* Task objective *
Set down all of the data that follows word for word, without the images.

+++ Materials provided

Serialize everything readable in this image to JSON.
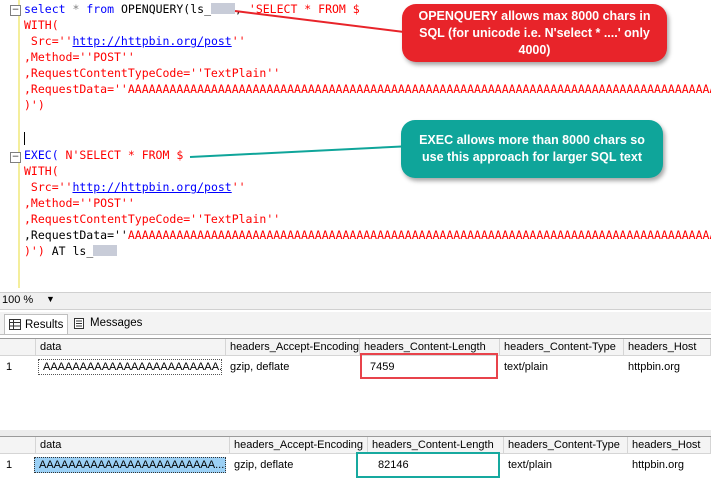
{
  "editor": {
    "lines1": {
      "l1_kw1": "select",
      "l1_op": "*",
      "l1_kw2": "from",
      "l1_func": "OPENQUERY(",
      "l1_ls": "ls_",
      "l1_sep": ",",
      "l1_str": "'SELECT * FROM $",
      "l2": "WITH(",
      "l3_a": " Src=''",
      "l3_url": "http://httpbin.org/post",
      "l3_b": "''",
      "l4": ",Method=''POST''",
      "l5": ",RequestContentTypeCode=''TextPlain''",
      "l6": ",RequestData=''AAAAAAAAAAAAAAAAAAAAAAAAAAAAAAAAAAAAAAAAAAAAAAAAAAAAAAAAAAAAAAAAAAAAAAAAAAAAAAAAAAAAAAAAAAAAAAAAAAAAAAAAAAA",
      "l7": ")')"
    },
    "lines2": {
      "l1_kw": "EXEC(",
      "l1_str": " N'SELECT * FROM $",
      "l2": "WITH(",
      "l3_a": " Src=''",
      "l3_url": "http://httpbin.org/post",
      "l3_b": "''",
      "l4": ",Method=''POST''",
      "l5": ",RequestContentTypeCode=''TextPlain''",
      "l6_a": ",RequestData=''",
      "l6_b": "AAAAAAAAAAAAAAAAAAAAAAAAAAAAAAAAAAAAAAAAAAAAAAAAAAAAAAAAAAAAAAAAAAAAAAAAAAAAAAAAAAAAAAAAAAAAAAAAAAAAAAAAAA",
      "l7_a": ")')",
      "l7_kw": " AT ls_"
    }
  },
  "callouts": {
    "red": "OPENQUERY allows max 8000 chars in SQL (for unicode i.e. N'select * ....'  only 4000)",
    "teal": "EXEC allows more than 8000 chars so use this approach for larger SQL text"
  },
  "status": {
    "zoom": "100 %"
  },
  "tabs": {
    "results": "Results",
    "messages": "Messages"
  },
  "grid1": {
    "headers": [
      "data",
      "headers_Accept-Encoding",
      "headers_Content-Length",
      "headers_Content-Type",
      "headers_Host"
    ],
    "rows": [
      {
        "num": "1",
        "data": "AAAAAAAAAAAAAAAAAAAAAAAA...",
        "accept": "gzip, deflate",
        "length": "7459",
        "type": "text/plain",
        "host": "httpbin.org"
      }
    ]
  },
  "grid2": {
    "headers": [
      "data",
      "headers_Accept-Encoding",
      "headers_Content-Length",
      "headers_Content-Type",
      "headers_Host"
    ],
    "rows": [
      {
        "num": "1",
        "data": "AAAAAAAAAAAAAAAAAAAAAAAA...",
        "accept": "gzip, deflate",
        "length": "82146",
        "type": "text/plain",
        "host": "httpbin.org"
      }
    ]
  },
  "colors": {
    "callout_red": "#e8242a",
    "callout_teal": "#0fa59a",
    "highlight_red": "#e8434b",
    "highlight_teal": "#17a99f",
    "selection": "#9bd0f5"
  }
}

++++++

* Answer for this exercise *
Serialize everything readable in this image to JSON.
{
  "editor": {
    "lines1": {
      "l1_kw1": "select",
      "l1_op": "*",
      "l1_kw2": "from",
      "l1_func": "OPENQUERY(",
      "l1_ls": "ls_",
      "l1_sep": ",",
      "l1_str": "'SELECT * FROM $",
      "l2": "WITH(",
      "l3_a": " Src=''",
      "l3_url": "http://httpbin.org/post",
      "l3_b": "''",
      "l4": ",Method=''POST''",
      "l5": ",RequestContentTypeCode=''TextPlain''",
      "l6": ",RequestData=''AAAAAAAAAAAAAAAAAAAAAAAAAAAAAAAAAAAAAAAAAAAAAAAAAAAAAAAAAAAAAAAAAAAAAAAAAAAAAAAAAAAAAAAAAAAAAAAAAAAAAAAAAAA",
      "l7": ")')"
    },
    "lines2": {
      "l1_kw": "EXEC(",
      "l1_str": " N'SELECT * FROM $",
      "l2": "WITH(",
      "l3_a": " Src=''",
      "l3_url": "http://httpbin.org/post",
      "l3_b": "''",
      "l4": ",Method=''POST''",
      "l5": ",RequestContentTypeCode=''TextPlain''",
      "l6_a": ",RequestData=''",
      "l6_b": "AAAAAAAAAAAAAAAAAAAAAAAAAAAAAAAAAAAAAAAAAAAAAAAAAAAAAAAAAAAAAAAAAAAAAAAAAAAAAAAAAAAAAAAAAAAAAAAAAAAAAAAAAA",
      "l7_a": ")')",
      "l7_kw": " AT ls_"
    }
  },
  "callouts": {
    "red": "OPENQUERY allows max 8000 chars in SQL (for unicode i.e. N'select * ....'  only 4000)",
    "teal": "EXEC allows more than 8000 chars so use this approach for larger SQL text"
  },
  "status": {
    "zoom": "100 %"
  },
  "tabs": {
    "results": "Results",
    "messages": "Messages"
  },
  "grid1": {
    "headers": [
      "data",
      "headers_Accept-Encoding",
      "headers_Content-Length",
      "headers_Content-Type",
      "headers_Host"
    ],
    "rows": [
      {
        "num": "1",
        "data": "AAAAAAAAAAAAAAAAAAAAAAAA...",
        "accept": "gzip, deflate",
        "length": "7459",
        "type": "text/plain",
        "host": "httpbin.org"
      }
    ]
  },
  "grid2": {
    "headers": [
      "data",
      "headers_Accept-Encoding",
      "headers_Content-Length",
      "headers_Content-Type",
      "headers_Host"
    ],
    "rows": [
      {
        "num": "1",
        "data": "AAAAAAAAAAAAAAAAAAAAAAAA...",
        "accept": "gzip, deflate",
        "length": "82146",
        "type": "text/plain",
        "host": "httpbin.org"
      }
    ]
  },
  "colors": {
    "callout_red": "#e8242a",
    "callout_teal": "#0fa59a",
    "highlight_red": "#e8434b",
    "highlight_teal": "#17a99f",
    "selection": "#9bd0f5"
  }
}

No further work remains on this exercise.